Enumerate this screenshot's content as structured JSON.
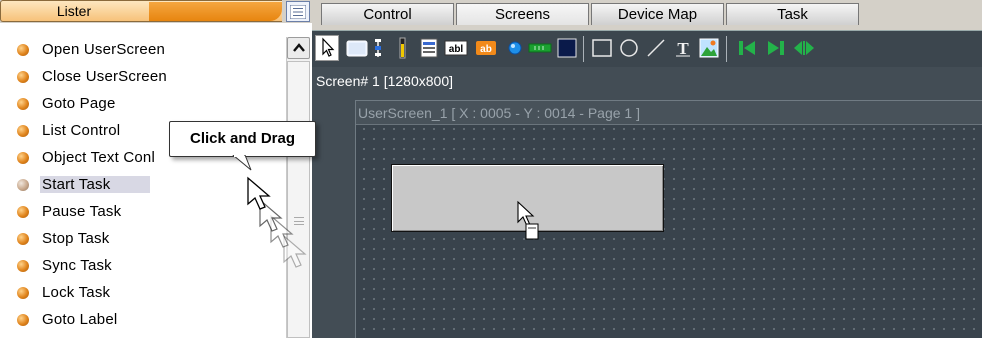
{
  "lister": {
    "tab_label": "Lister",
    "menu_icon": "list-menu-icon",
    "items": [
      {
        "label": "Open UserScreen",
        "icon": "action-dot-icon",
        "selected": false
      },
      {
        "label": "Close UserScreen",
        "icon": "action-dot-icon",
        "selected": false
      },
      {
        "label": "Goto Page",
        "icon": "action-dot-icon",
        "selected": false
      },
      {
        "label": "List Control",
        "icon": "action-dot-icon",
        "selected": false
      },
      {
        "label": "Object Text Conl",
        "icon": "action-dot-icon",
        "selected": false
      },
      {
        "label": "Start Task",
        "icon": "action-dot-icon",
        "selected": true
      },
      {
        "label": "Pause Task",
        "icon": "action-dot-icon",
        "selected": false
      },
      {
        "label": "Stop Task",
        "icon": "action-dot-icon",
        "selected": false
      },
      {
        "label": "Sync Task",
        "icon": "action-dot-icon",
        "selected": false
      },
      {
        "label": "Lock Task",
        "icon": "action-dot-icon",
        "selected": false
      },
      {
        "label": "Goto Label",
        "icon": "action-dot-icon",
        "selected": false
      }
    ]
  },
  "tabs": [
    {
      "label": "Control",
      "active": false
    },
    {
      "label": "Screens",
      "active": true
    },
    {
      "label": "Device Map",
      "active": false
    },
    {
      "label": "Task",
      "active": false
    }
  ],
  "toolbar": {
    "tools": [
      "pointer-arrow-icon",
      "button-object-icon",
      "slider-icon",
      "level-bar-icon",
      "list-icon",
      "text-box-icon",
      "label-icon",
      "led-icon",
      "progress-bar-icon",
      "color-box-icon",
      "rectangle-icon",
      "ellipse-icon",
      "line-icon",
      "text-tool-icon",
      "image-icon",
      "first-page-icon",
      "last-page-icon",
      "toggle-pages-icon"
    ]
  },
  "canvas": {
    "screen_label": "Screen# 1 [1280x800]",
    "userscreen_title": "UserScreen_1 [ X : 0005 - Y : 0014 - Page 1 ]"
  },
  "callout": {
    "text": "Click and Drag"
  },
  "colors": {
    "lister_accent": "#f39a2a",
    "editor_background": "#434d55",
    "dropped_button": "#c8c8c8"
  }
}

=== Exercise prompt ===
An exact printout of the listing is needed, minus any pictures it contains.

=== Expected answer ===
Enumerate this screenshot's content as structured JSON.
{
  "lister": {
    "tab_label": "Lister",
    "menu_icon": "list-menu-icon",
    "items": [
      {
        "label": "Open UserScreen",
        "icon": "action-dot-icon",
        "selected": false
      },
      {
        "label": "Close UserScreen",
        "icon": "action-dot-icon",
        "selected": false
      },
      {
        "label": "Goto Page",
        "icon": "action-dot-icon",
        "selected": false
      },
      {
        "label": "List Control",
        "icon": "action-dot-icon",
        "selected": false
      },
      {
        "label": "Object Text Conl",
        "icon": "action-dot-icon",
        "selected": false
      },
      {
        "label": "Start Task",
        "icon": "action-dot-icon",
        "selected": true
      },
      {
        "label": "Pause Task",
        "icon": "action-dot-icon",
        "selected": false
      },
      {
        "label": "Stop Task",
        "icon": "action-dot-icon",
        "selected": false
      },
      {
        "label": "Sync Task",
        "icon": "action-dot-icon",
        "selected": false
      },
      {
        "label": "Lock Task",
        "icon": "action-dot-icon",
        "selected": false
      },
      {
        "label": "Goto Label",
        "icon": "action-dot-icon",
        "selected": false
      }
    ]
  },
  "tabs": [
    {
      "label": "Control",
      "active": false
    },
    {
      "label": "Screens",
      "active": true
    },
    {
      "label": "Device Map",
      "active": false
    },
    {
      "label": "Task",
      "active": false
    }
  ],
  "toolbar": {
    "tools": [
      "pointer-arrow-icon",
      "button-object-icon",
      "slider-icon",
      "level-bar-icon",
      "list-icon",
      "text-box-icon",
      "label-icon",
      "led-icon",
      "progress-bar-icon",
      "color-box-icon",
      "rectangle-icon",
      "ellipse-icon",
      "line-icon",
      "text-tool-icon",
      "image-icon",
      "first-page-icon",
      "last-page-icon",
      "toggle-pages-icon"
    ]
  },
  "canvas": {
    "screen_label": "Screen# 1 [1280x800]",
    "userscreen_title": "UserScreen_1 [ X : 0005 - Y : 0014 - Page 1 ]"
  },
  "callout": {
    "text": "Click and Drag"
  },
  "colors": {
    "lister_accent": "#f39a2a",
    "editor_background": "#434d55",
    "dropped_button": "#c8c8c8"
  }
}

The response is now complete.